(ENTRIES PROVIDED):
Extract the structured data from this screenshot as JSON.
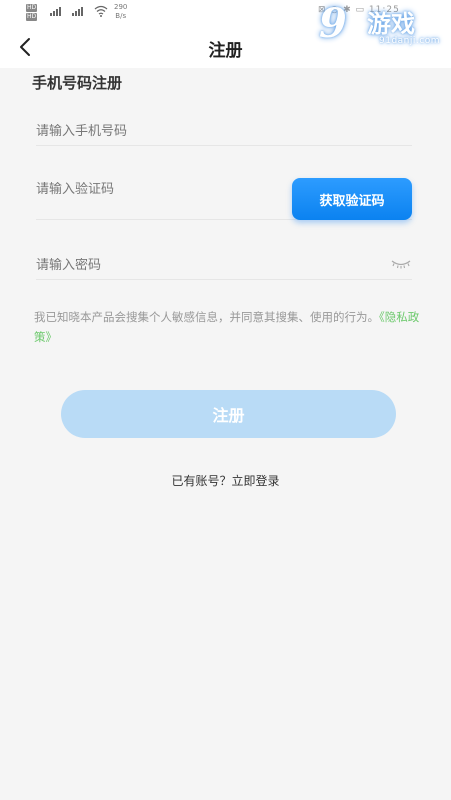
{
  "status_bar": {
    "hd_top": "HD",
    "hd_bottom": "HD",
    "net_speed_value": "290",
    "net_speed_unit": "B/s",
    "right_text": "⊠ ◷ ✱ ▭ 11:25"
  },
  "nav": {
    "title": "注册",
    "back_icon": "chevron-left-icon"
  },
  "watermark": {
    "logo": "9",
    "text": "游戏",
    "sub": "91danji.com"
  },
  "form": {
    "section_title": "手机号码注册",
    "phone_placeholder": "请输入手机号码",
    "code_placeholder": "请输入验证码",
    "get_code_label": "获取验证码",
    "password_placeholder": "请输入密码",
    "eye_icon": "eye-closed-icon"
  },
  "agreement": {
    "text": "我已知晓本产品会搜集个人敏感信息，并同意其搜集、使用的行为。",
    "policy_link": "《隐私政策》"
  },
  "register_label": "注册",
  "login_link": "已有账号？立即登录",
  "colors": {
    "primary": "#0b82f0",
    "register_disabled": "#b9dbf6",
    "policy_link": "#6cc96c",
    "background": "#f5f5f5"
  }
}
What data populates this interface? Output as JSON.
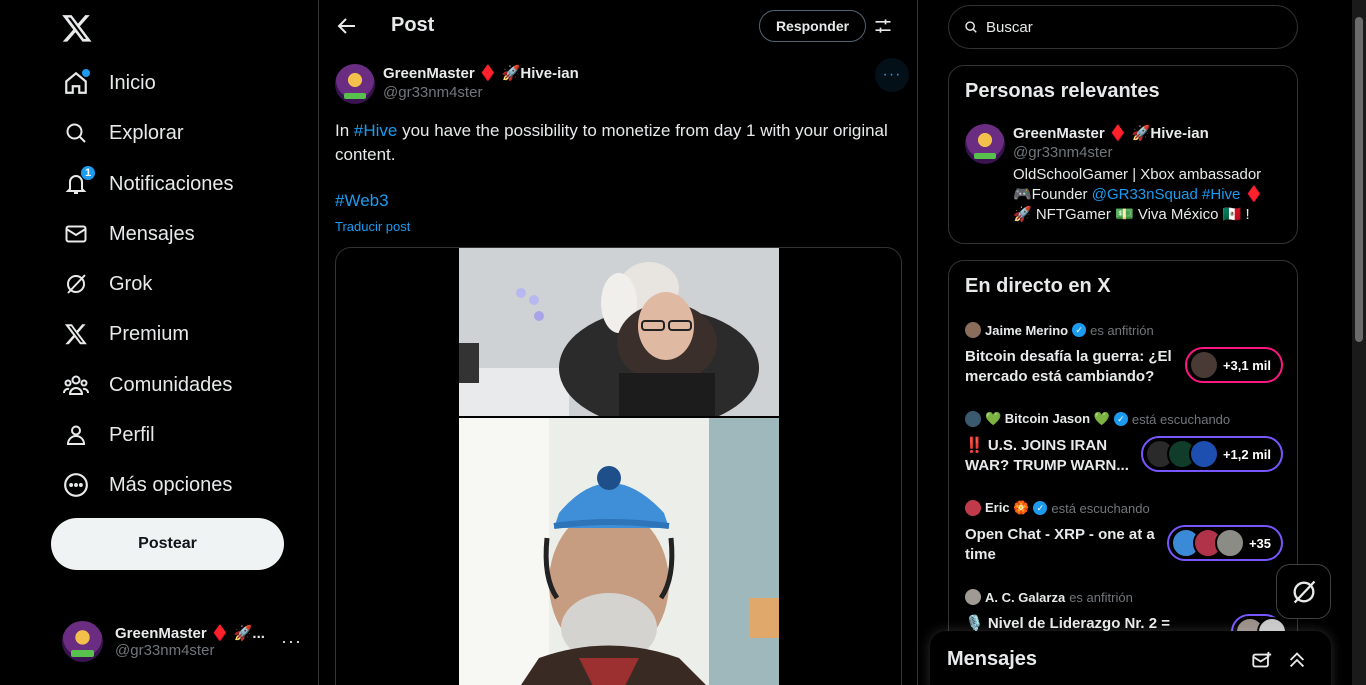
{
  "sidebar": {
    "items": [
      {
        "label": "Inicio",
        "icon": "home-icon"
      },
      {
        "label": "Explorar",
        "icon": "search-icon"
      },
      {
        "label": "Notificaciones",
        "icon": "bell-icon",
        "badge": "1"
      },
      {
        "label": "Mensajes",
        "icon": "mail-icon"
      },
      {
        "label": "Grok",
        "icon": "grok-icon"
      },
      {
        "label": "Premium",
        "icon": "x-icon"
      },
      {
        "label": "Comunidades",
        "icon": "people-icon"
      },
      {
        "label": "Perfil",
        "icon": "user-icon"
      },
      {
        "label": "Más opciones",
        "icon": "more-circle-icon"
      }
    ],
    "post_button": "Postear",
    "account": {
      "name": "GreenMaster ♦️ 🚀...",
      "handle": "@gr33nm4ster"
    }
  },
  "header": {
    "title": "Post",
    "reply_button": "Responder"
  },
  "post": {
    "author_name": "GreenMaster ♦️ 🚀Hive-ian",
    "author_handle": "@gr33nm4ster",
    "text_before": "In ",
    "link": "#Hive",
    "text_after": " you have the possibility to monetize from day 1 with your original content.",
    "hashtag": "#Web3",
    "translate": "Traducir post"
  },
  "search": {
    "placeholder": "Buscar"
  },
  "relevant": {
    "title": "Personas relevantes",
    "name": "GreenMaster ♦️ 🚀Hive-ian",
    "handle": "@gr33nm4ster",
    "bio_1": "OldSchoolGamer | Xbox ambassador",
    "bio_2a": "🎮Founder ",
    "bio_2b": "@GR33nSquad",
    "bio_2c": " ",
    "bio_2d": "#Hive",
    "bio_2e": " ♦️",
    "bio_3": "🚀 NFTGamer 💵 Viva México 🇲🇽 !"
  },
  "live": {
    "title": "En directo en X",
    "spaces": [
      {
        "host": "Jaime Merino",
        "role": "es anfitrión",
        "title": "Bitcoin desafía la guerra: ¿El mercado está cambiando?",
        "count": "+3,1 mil",
        "color": "#f91880"
      },
      {
        "host": "💚 Bitcoin Jason 💚",
        "role": "está escuchando",
        "title": "‼️ U.S. JOINS IRAN WAR? TRUMP WARN...",
        "count": "+1,2 mil",
        "color": "#7856ff"
      },
      {
        "host": "Eric 🏵️",
        "role": "está escuchando",
        "title": "Open Chat - XRP - one at a time",
        "count": "+35",
        "color": "#7856ff"
      },
      {
        "host": "A. C. Galarza",
        "role": "es anfitrión",
        "title": "🎙️ Nivel de Liderazgo Nr. 2  =",
        "count": "",
        "color": "#7856ff"
      }
    ]
  },
  "messages_drawer": {
    "title": "Mensajes"
  },
  "colors": {
    "accent": "#1d9bf0",
    "background": "#000000",
    "border": "#2f3336",
    "muted": "#71767b"
  }
}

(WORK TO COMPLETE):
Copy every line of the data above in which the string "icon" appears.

(TASK OUTPUT):
    "back_icon": "chevron-left-icon"
    "eye_icon": "eye-closed-icon"
        "icon": "home-icon"
        "icon": "search-icon"
        "icon": "bell-icon",
        "icon": "mail-icon"
        "icon": "grok-icon"
        "icon": "x-icon"
        "icon": "people-icon"
        "icon": "user-icon"
        "icon": "more-circle-icon"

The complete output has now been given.